What an absolute delight this is. Fresh off the back of my complaining about how there’s no sounds piquing my interest anymore comes this debut record from a man with serious musical heritage that knows how to use it. Taylor McFerrin, son of Bobby ‘Don’t Worry, Be Happy’ McFerrin, is about to launch his unique hybrid sound on Flying Lotus’ Brainfeeder label. But I just can’t get past ‘The Antidote’, which arrives three tracks in and completely wipes the floor with the competition as well as the frown I’ve had on my face for the last few weeks. It’s not just smart, it’s also really wonderful to listen to. On a record that diverges wildly between jazz, electronica, hip-hop and whatever else, ‘The Antidote’ is perhaps more straight-ahead but no less invigorating.

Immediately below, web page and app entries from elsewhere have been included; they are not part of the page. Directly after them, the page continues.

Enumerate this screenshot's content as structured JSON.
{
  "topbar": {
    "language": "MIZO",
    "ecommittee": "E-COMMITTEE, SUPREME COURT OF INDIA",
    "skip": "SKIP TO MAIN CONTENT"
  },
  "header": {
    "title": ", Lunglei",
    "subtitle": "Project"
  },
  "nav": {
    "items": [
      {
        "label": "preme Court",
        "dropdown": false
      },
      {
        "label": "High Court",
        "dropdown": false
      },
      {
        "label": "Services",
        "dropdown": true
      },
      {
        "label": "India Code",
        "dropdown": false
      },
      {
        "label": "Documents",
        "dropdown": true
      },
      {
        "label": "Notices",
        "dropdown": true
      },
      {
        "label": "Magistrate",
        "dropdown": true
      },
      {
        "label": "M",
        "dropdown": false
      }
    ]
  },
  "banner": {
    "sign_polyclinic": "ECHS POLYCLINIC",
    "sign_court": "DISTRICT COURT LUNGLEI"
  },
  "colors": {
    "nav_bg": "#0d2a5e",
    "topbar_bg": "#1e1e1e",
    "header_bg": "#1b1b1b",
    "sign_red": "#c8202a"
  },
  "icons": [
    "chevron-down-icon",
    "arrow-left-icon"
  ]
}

The bed here is a sort of ambient, downtempo groove that constructs an almost bossa nova feel from simulated live instruments. It begins by alternating between two rich, multi-layered chords, building on all the little rhythmic and harmonic quirks that shows off McFerrin’s production side. The percussion shines, the synths shimmer and the harmonies seep in and yawn out across the bar. You can hear the bass and the quick hi-hat ‘shoops’ mix together to create their own new texture. The beat is felt, rather than implied. And all across that sonic bed, which sheds and adds instruments like a snake with its skin, comes the stunning voice of Nai Palm.
Nai is not an unknown entity here, she’s also the voice of Hiatus Kaiyote, a band brother Z has been championing for years. Known for her unique journeys into the more whack corners of the neo-soul spectrum, Palm’s melodies are breathy, beautiful and completely unconstrained. Sometimes direct, sometimes meandering, they paint a vivid picture that shifts and moves in tandem with the music. Listening to her sing is hearing what you imagine freedom from it all, work, life, responsibility, expectation, really sounds like. McFerrin’s key selling point is that rather than stayingthe same while his muse meanders, he delves into new territory as well. This is as far from traditional electronica as you’ll get, and yet it’s strangely natural and comfortable. He even sneaks some funky syncopated riffs in there at the end with that over-wah’d guitar. Enjoy this with good headphones, because there’s sunshine beaming out from left and right. By the end, Nai’s gone into scat mode and the track’s all the better for it.
Taylor McFerrin – ‘The Antidote’ (ft. Nai Palm)